Segment Open

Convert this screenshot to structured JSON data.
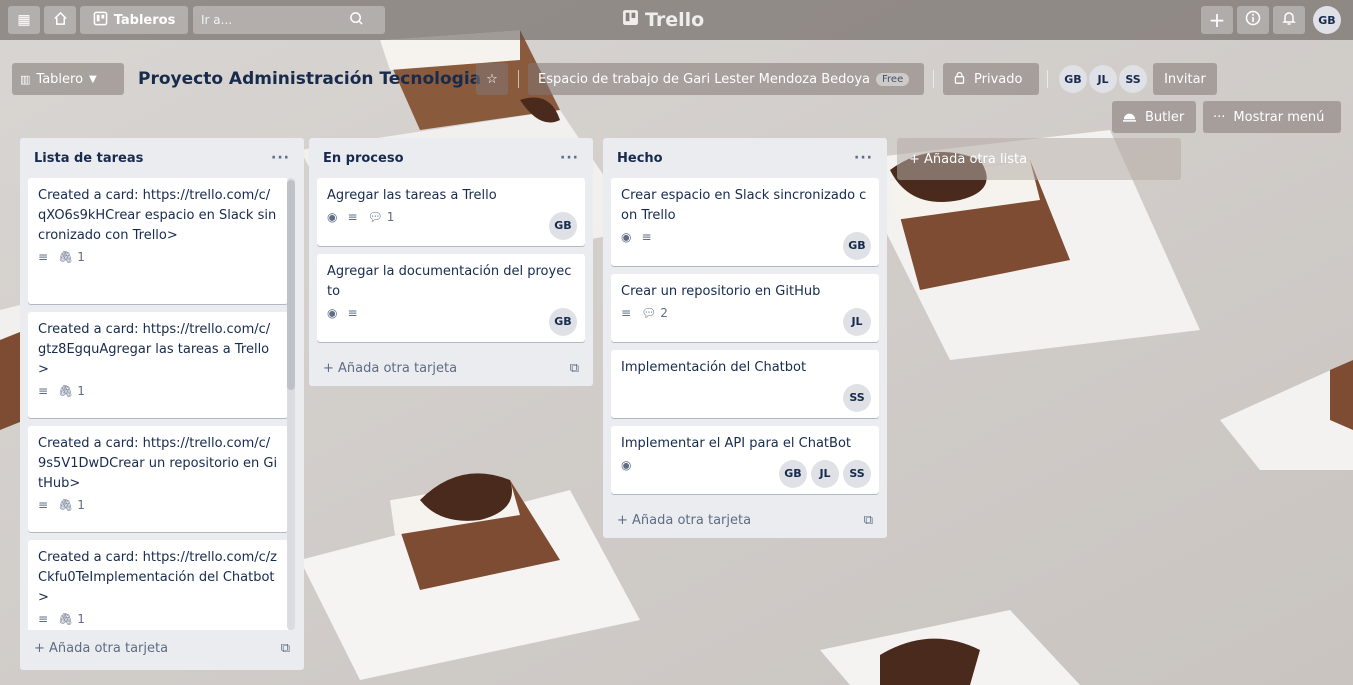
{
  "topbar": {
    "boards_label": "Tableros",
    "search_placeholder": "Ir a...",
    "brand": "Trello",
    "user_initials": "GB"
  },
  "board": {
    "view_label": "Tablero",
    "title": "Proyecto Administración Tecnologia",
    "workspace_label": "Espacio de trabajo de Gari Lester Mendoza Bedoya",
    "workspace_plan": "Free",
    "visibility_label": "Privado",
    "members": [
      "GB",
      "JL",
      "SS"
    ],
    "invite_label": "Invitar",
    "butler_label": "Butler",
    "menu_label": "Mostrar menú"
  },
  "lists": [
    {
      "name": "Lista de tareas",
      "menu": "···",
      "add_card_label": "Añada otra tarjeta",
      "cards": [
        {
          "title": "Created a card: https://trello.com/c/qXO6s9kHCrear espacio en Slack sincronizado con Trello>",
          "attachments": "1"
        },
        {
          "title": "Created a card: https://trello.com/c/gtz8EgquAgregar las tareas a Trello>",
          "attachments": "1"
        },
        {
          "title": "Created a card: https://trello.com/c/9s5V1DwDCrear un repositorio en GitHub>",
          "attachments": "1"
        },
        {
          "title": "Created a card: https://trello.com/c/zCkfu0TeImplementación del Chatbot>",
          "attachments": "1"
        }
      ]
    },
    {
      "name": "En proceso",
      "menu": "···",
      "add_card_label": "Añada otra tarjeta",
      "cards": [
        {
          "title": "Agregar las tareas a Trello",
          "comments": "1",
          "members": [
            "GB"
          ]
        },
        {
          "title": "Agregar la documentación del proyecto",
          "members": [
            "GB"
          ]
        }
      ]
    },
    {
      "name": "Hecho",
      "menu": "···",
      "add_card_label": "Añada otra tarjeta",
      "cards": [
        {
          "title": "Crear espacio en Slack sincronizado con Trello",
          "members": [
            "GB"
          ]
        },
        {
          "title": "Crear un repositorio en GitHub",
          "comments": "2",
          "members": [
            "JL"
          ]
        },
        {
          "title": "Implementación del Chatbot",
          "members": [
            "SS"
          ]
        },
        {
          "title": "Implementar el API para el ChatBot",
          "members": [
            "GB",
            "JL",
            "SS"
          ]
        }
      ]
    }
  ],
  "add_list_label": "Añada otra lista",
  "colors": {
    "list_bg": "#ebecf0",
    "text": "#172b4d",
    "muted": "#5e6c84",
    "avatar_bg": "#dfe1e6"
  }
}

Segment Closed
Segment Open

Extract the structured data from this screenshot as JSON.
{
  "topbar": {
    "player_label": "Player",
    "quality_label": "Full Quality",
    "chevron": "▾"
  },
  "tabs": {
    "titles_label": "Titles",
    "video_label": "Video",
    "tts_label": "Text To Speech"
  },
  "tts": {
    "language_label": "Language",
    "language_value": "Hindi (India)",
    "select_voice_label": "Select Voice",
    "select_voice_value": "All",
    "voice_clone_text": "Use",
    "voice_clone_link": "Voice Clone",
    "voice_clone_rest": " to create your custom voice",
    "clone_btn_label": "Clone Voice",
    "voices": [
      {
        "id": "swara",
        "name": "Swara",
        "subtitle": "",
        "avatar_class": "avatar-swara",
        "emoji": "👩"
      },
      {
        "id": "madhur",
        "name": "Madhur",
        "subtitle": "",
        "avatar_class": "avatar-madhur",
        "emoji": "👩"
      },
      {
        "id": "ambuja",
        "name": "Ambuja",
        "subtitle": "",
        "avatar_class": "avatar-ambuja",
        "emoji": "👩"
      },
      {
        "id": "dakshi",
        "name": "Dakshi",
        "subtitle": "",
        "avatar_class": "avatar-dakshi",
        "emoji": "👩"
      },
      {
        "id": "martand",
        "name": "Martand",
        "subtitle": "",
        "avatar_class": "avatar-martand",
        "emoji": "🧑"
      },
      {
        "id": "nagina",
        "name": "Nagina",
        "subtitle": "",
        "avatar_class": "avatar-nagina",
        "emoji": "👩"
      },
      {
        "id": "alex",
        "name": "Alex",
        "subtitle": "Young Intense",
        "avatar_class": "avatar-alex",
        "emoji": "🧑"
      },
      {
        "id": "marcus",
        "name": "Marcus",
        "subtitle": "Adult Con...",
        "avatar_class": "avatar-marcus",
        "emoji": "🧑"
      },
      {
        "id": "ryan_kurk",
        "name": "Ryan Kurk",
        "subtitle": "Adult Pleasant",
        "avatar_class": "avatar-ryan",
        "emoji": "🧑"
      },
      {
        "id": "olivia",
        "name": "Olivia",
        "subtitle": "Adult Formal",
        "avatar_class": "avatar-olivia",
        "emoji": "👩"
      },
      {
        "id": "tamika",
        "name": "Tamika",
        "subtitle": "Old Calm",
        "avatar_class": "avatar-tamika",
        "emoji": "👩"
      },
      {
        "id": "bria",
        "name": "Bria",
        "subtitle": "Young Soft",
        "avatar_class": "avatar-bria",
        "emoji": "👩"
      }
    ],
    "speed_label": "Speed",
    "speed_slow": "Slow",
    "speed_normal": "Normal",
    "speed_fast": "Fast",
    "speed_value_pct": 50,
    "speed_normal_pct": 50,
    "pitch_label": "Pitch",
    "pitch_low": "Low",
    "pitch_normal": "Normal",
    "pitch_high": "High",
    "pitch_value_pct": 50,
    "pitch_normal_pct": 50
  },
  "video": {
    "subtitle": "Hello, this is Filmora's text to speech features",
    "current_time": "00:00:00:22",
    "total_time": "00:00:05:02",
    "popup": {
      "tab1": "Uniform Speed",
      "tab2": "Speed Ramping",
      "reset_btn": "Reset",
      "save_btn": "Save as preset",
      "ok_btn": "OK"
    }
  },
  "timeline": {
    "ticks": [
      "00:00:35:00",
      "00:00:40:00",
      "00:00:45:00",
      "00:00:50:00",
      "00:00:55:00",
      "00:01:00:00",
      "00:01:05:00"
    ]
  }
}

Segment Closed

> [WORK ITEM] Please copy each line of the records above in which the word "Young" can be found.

> [REPLY TO THE EXERCISE]
        "subtitle": "Young Intense",
        "subtitle": "Young Soft",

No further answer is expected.